[Opening RECORDS FOR THIS EXERCISE section]

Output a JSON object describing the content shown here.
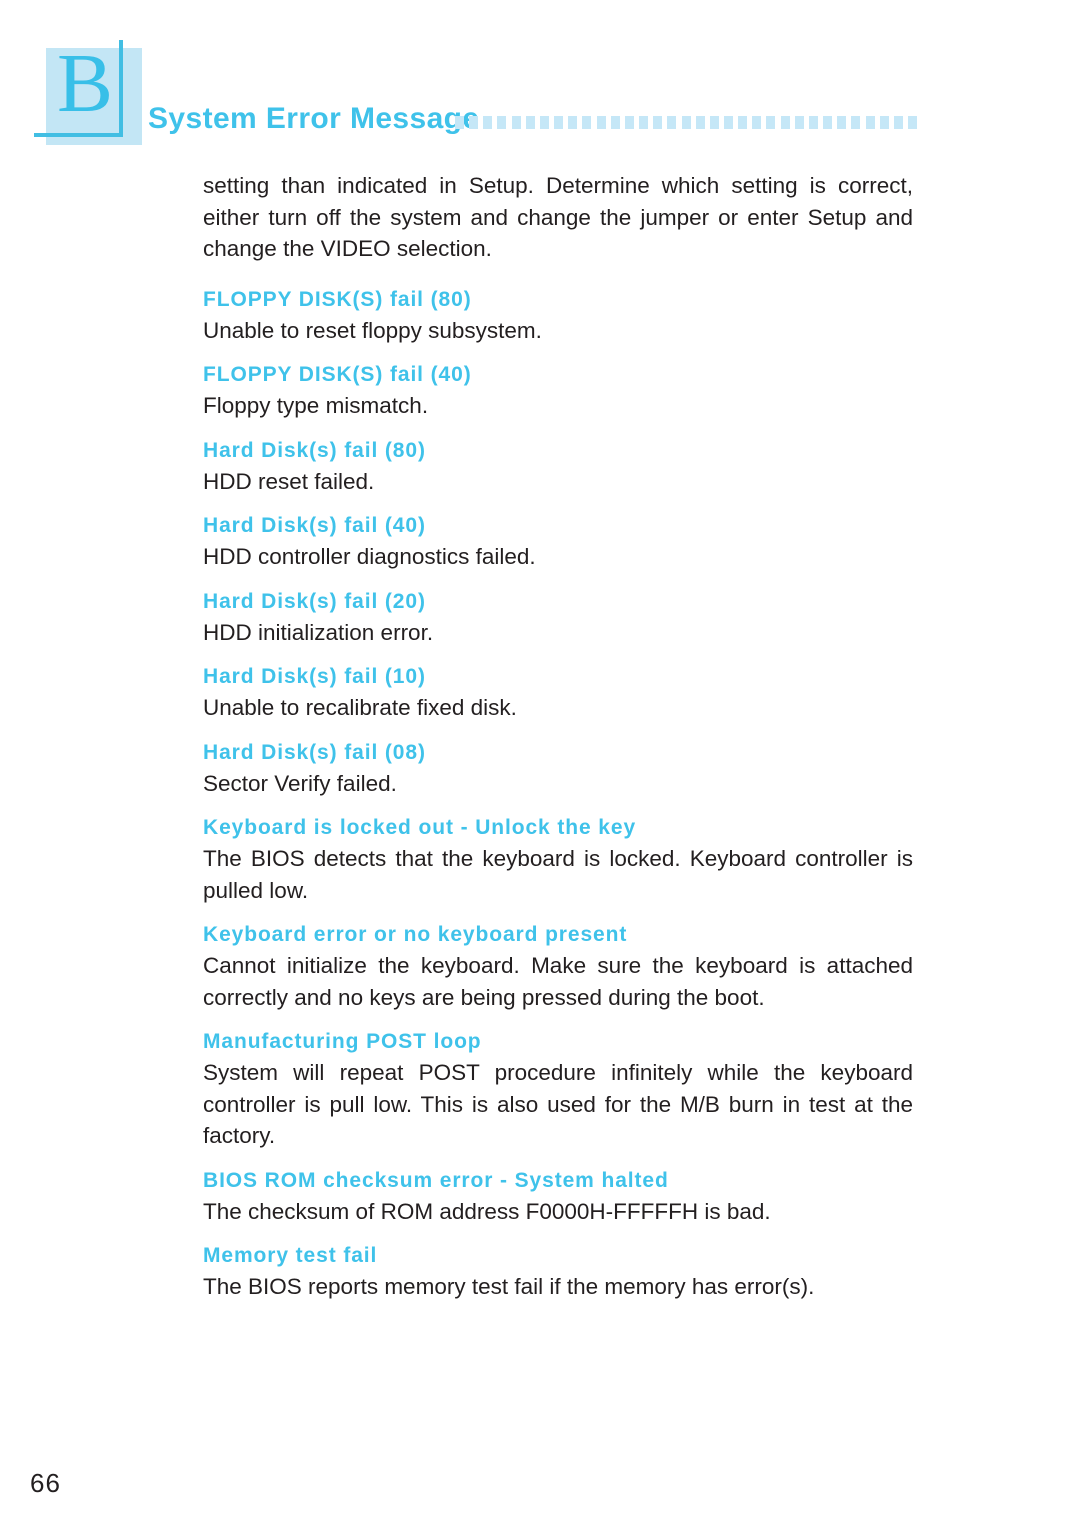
{
  "header": {
    "appendix_letter": "B",
    "title": "System Error Message",
    "decoration": "dotted-square-rule",
    "dot_count": 33
  },
  "colors": {
    "accent": "#3fc2ea",
    "accent_light": "#c5e7f7",
    "accent_rule": "#41bee3",
    "text": "#231f20",
    "background": "#ffffff"
  },
  "content": {
    "intro": "setting than indicated in Setup. Determine which setting is correct, either turn off the system and change the jumper or enter Setup and change the VIDEO selection.",
    "entries": [
      {
        "title": "FLOPPY DISK(S) fail (80)",
        "description": "Unable to reset floppy subsystem."
      },
      {
        "title": "FLOPPY DISK(S) fail (40)",
        "description": "Floppy type mismatch."
      },
      {
        "title": "Hard Disk(s) fail (80)",
        "description": "HDD reset failed."
      },
      {
        "title": "Hard Disk(s) fail (40)",
        "description": "HDD controller diagnostics failed."
      },
      {
        "title": "Hard Disk(s) fail (20)",
        "description": "HDD initialization error."
      },
      {
        "title": "Hard Disk(s) fail (10)",
        "description": "Unable to recalibrate fixed disk."
      },
      {
        "title": "Hard Disk(s) fail (08)",
        "description": "Sector Verify failed."
      },
      {
        "title": "Keyboard is locked out - Unlock the key",
        "description": "The BIOS detects that the keyboard is locked. Keyboard controller is pulled low."
      },
      {
        "title": "Keyboard error or no keyboard present",
        "description": "Cannot initialize the keyboard. Make sure the keyboard is attached correctly and no keys are being pressed during the boot."
      },
      {
        "title": "Manufacturing POST loop",
        "description": "System will repeat POST procedure infinitely while the keyboard controller is pull low. This is also used for the M/B burn in test at the factory."
      },
      {
        "title": "BIOS ROM checksum error - System halted",
        "description": "The checksum of ROM address F0000H-FFFFFH is bad."
      },
      {
        "title": "Memory test fail",
        "description": "The BIOS reports memory test fail if the memory has error(s)."
      }
    ]
  },
  "footer": {
    "page_number": "66"
  }
}
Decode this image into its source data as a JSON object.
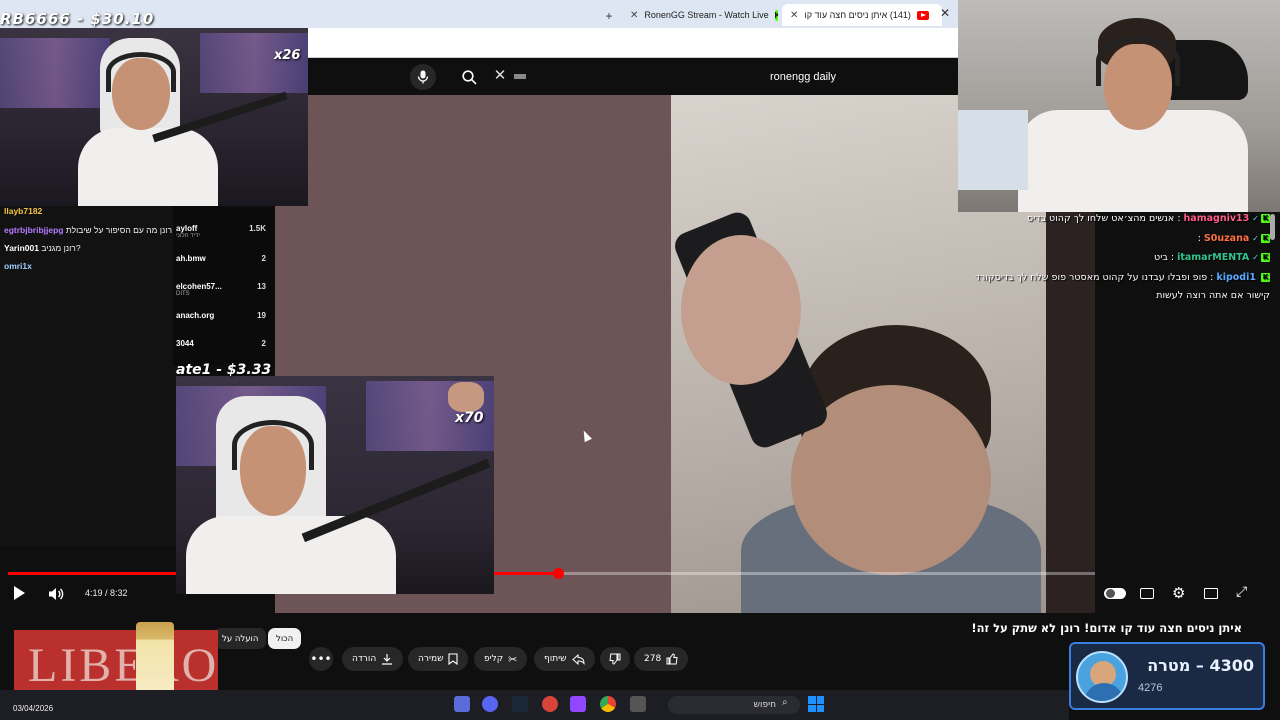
{
  "browser": {
    "tabs": [
      {
        "label": "RonenGG Stream - Watch Live"
      },
      {
        "label": "(141) איתן ניסים חצה עוד קו"
      }
    ]
  },
  "youtube": {
    "search": {
      "value": "ronengg daily"
    },
    "player": {
      "time": "4:19 / 8:32",
      "progress_fraction": 0.5058
    },
    "video_title": "איתן ניסים חצה עוד קו אדום! רונן לא שתק על זה!",
    "actions": {
      "like_count": "278",
      "share_label": "שיתוף",
      "clip_label": "קליפ",
      "save_label": "שמירה",
      "download_label": "הורדה"
    },
    "chips": {
      "all": "הכול",
      "uploaded": "הועלה על"
    }
  },
  "stream_overlay": {
    "top_donation": "RB6666 - $30.10",
    "cam_top_multiplier": "x26",
    "cam_mid_multiplier": "x70",
    "mid_donation": "ate1 - $3.33"
  },
  "left_chat": [
    {
      "user": "llayb7182",
      "color": "#f5c542",
      "message": ""
    },
    {
      "user": "egtrbjbribjjepg",
      "color": "#b57cff",
      "message": "רונן מה עם הסיפור על שיבולת"
    },
    {
      "user": "Yarin001",
      "color": "#ffffff",
      "message": "רונן מגניב?"
    },
    {
      "user": "omri1x",
      "color": "#9fd0ff",
      "message": ""
    }
  ],
  "viewer_list": [
    {
      "name": "ayloff",
      "sub": "ידיד חלוני",
      "count": "1.5K"
    },
    {
      "name": "ah.bmw",
      "sub": "",
      "count": "2"
    },
    {
      "name": "elcohen57...",
      "sub": "DITS",
      "count": "13"
    },
    {
      "name": "anach.org",
      "sub": "",
      "count": "19"
    },
    {
      "name": "3044",
      "sub": "",
      "count": "2"
    }
  ],
  "right_chat": [
    {
      "user": "hamagniv13",
      "color": "#ff5c8a",
      "message": "אנשים מהצ׳אט שלחו לך קהוט בדיס"
    },
    {
      "user": "S0uzana",
      "color": "#ff7043",
      "message": ""
    },
    {
      "user": "itamarMENTA",
      "color": "#32c48d",
      "message": "ביט"
    },
    {
      "user": "kipodi1",
      "color": "#5aa9ff",
      "message": "פופ ופבלו עבדנו על קהוט מאסטר פופ שלח לך בדיסקורד"
    },
    {
      "user": "",
      "color": "#ffffff",
      "message": "קישור אם אתה רוצה לעשות"
    }
  ],
  "goal_widget": {
    "title": "4300 – מטרה",
    "current": "4276"
  },
  "ad": {
    "text": "LIBERO"
  },
  "taskbar": {
    "date": "03/04/2026",
    "search_label": "חיפוש"
  },
  "colors": {
    "accent": "#ff0000",
    "kick": "#53fc18",
    "goal_bg": "#1b2a44"
  }
}
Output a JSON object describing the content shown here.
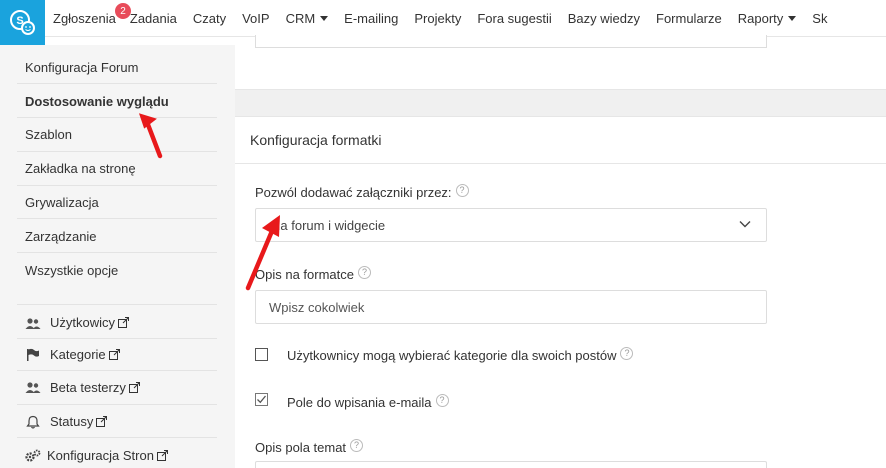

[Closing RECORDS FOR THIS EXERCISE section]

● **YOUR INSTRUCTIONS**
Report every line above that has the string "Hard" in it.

● **THE ANSWER**
        "title": "Hard Disk(s) fail (80)",
        "title": "Hard Disk(s) fail (40)",
        "title": "Hard Disk(s) fail (20)",
        "title": "Hard Disk(s) fail (10)",
        "title": "Hard Disk(s) fail (08)",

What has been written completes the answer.